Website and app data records
Start of Block
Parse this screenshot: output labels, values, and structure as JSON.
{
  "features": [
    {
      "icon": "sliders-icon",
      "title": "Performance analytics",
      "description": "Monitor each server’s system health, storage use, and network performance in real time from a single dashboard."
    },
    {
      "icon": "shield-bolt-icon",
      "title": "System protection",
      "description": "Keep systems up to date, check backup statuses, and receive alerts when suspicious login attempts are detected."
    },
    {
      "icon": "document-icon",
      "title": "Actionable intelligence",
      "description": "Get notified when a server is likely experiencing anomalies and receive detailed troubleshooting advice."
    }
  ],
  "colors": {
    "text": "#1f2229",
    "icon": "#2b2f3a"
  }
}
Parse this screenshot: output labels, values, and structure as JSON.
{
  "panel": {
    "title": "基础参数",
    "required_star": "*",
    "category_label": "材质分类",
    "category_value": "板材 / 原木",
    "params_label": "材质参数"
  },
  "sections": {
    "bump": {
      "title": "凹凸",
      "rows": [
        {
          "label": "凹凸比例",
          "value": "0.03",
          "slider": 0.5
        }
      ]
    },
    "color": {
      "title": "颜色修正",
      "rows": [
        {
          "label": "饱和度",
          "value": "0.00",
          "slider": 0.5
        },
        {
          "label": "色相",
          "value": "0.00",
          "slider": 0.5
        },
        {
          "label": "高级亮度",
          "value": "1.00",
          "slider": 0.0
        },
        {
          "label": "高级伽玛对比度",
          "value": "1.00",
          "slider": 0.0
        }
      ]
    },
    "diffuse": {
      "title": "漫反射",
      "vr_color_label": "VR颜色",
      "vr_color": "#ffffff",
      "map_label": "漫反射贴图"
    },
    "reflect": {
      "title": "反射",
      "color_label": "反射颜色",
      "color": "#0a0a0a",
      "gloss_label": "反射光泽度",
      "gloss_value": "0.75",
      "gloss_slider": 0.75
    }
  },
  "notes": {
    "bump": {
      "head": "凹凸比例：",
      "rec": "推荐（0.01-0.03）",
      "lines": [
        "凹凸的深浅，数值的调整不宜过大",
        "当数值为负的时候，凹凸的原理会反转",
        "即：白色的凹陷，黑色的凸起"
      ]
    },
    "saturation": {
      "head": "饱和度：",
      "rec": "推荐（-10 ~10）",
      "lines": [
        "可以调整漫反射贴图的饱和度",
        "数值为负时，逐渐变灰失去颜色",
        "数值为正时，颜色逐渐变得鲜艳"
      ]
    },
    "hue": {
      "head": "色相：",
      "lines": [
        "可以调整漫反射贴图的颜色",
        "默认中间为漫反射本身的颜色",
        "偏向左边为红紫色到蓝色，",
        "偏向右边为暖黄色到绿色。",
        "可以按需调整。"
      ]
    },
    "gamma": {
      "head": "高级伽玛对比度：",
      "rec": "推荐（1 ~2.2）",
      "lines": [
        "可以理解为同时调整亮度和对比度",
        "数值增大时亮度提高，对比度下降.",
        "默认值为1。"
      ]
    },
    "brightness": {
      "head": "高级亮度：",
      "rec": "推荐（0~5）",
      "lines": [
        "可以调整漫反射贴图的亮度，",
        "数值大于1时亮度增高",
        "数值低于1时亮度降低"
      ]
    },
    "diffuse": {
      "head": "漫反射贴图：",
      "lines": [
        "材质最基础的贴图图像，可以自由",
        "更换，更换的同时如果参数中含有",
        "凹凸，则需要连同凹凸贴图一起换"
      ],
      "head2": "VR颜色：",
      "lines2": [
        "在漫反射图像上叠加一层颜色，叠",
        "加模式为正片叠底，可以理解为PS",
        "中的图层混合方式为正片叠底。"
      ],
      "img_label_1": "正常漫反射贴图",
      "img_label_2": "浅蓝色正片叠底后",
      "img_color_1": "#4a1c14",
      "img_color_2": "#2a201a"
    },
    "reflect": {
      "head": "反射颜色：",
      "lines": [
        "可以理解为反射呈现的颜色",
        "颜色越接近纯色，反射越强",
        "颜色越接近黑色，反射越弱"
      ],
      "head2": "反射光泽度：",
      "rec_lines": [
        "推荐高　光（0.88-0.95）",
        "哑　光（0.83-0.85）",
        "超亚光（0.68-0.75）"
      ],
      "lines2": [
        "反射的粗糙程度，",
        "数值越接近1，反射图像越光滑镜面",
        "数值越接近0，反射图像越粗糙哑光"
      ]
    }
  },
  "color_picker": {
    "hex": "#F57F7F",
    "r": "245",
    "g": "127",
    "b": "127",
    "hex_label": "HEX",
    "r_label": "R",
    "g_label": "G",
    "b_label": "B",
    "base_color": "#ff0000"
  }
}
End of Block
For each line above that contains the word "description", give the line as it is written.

      "description": "Monitor each server’s system health, storage use, and network performance in real time from a single dashboard."
      "description": "Keep systems up to date, check backup statuses, and receive alerts when suspicious login attempts are detected."
      "description": "Get notified when a server is likely experiencing anomalies and receive detailed troubleshooting advice."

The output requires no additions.